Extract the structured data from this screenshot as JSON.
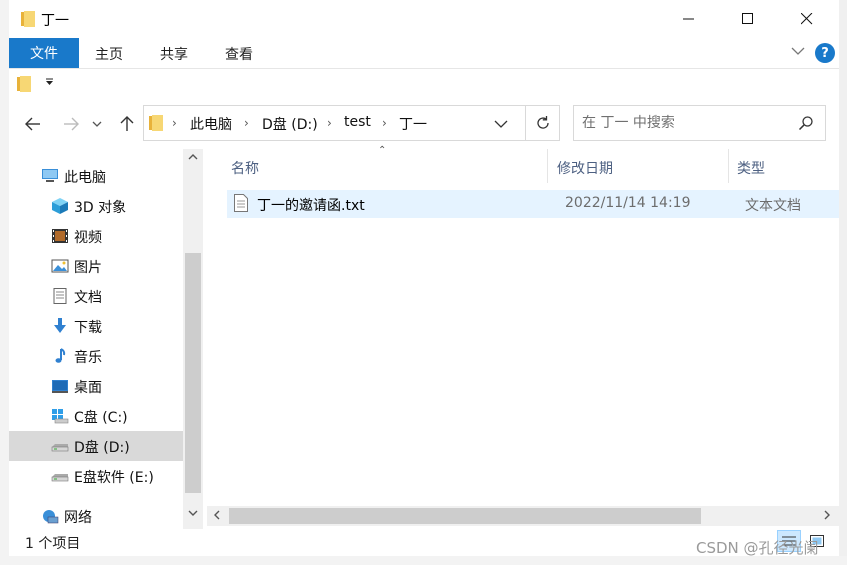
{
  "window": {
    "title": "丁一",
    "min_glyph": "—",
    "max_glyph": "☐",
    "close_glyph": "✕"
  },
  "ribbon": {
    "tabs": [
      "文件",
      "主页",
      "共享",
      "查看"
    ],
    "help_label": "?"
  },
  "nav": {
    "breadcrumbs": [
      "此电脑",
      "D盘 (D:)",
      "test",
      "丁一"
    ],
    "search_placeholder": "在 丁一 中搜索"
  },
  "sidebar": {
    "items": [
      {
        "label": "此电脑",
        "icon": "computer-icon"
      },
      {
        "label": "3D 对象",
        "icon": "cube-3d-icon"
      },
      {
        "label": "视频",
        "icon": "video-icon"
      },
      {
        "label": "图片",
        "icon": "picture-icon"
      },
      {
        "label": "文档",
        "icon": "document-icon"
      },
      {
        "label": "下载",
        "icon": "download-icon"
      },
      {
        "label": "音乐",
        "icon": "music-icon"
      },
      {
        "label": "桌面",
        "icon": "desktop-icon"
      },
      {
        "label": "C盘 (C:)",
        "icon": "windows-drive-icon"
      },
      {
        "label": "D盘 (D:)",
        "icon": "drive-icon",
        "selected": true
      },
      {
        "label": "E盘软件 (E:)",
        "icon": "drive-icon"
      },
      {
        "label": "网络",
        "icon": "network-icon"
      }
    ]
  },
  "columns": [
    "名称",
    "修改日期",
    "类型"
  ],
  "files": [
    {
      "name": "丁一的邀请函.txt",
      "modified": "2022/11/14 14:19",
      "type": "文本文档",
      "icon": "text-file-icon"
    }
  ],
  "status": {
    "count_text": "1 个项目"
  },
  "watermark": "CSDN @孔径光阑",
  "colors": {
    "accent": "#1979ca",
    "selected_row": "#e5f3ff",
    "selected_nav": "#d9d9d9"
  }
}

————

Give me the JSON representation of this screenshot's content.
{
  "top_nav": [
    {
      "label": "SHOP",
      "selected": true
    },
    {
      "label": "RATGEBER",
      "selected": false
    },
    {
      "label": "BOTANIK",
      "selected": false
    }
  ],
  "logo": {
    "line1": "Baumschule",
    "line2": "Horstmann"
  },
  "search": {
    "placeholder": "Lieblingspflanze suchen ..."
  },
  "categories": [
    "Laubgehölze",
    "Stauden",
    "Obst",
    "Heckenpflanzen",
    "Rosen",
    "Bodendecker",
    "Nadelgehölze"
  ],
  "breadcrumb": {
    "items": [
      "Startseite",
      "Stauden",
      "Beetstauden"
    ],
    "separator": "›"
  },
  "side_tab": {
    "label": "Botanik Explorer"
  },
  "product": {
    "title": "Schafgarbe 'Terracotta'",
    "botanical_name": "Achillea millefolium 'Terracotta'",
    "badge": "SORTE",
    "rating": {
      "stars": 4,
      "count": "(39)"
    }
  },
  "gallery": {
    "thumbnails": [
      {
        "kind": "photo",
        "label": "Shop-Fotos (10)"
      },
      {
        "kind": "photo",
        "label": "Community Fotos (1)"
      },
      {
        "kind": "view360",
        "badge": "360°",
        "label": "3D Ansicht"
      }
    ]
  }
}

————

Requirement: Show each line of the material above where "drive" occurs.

Result of the task:
        "icon": "windows-drive-icon"
        "icon": "drive-icon",
        "icon": "drive-icon"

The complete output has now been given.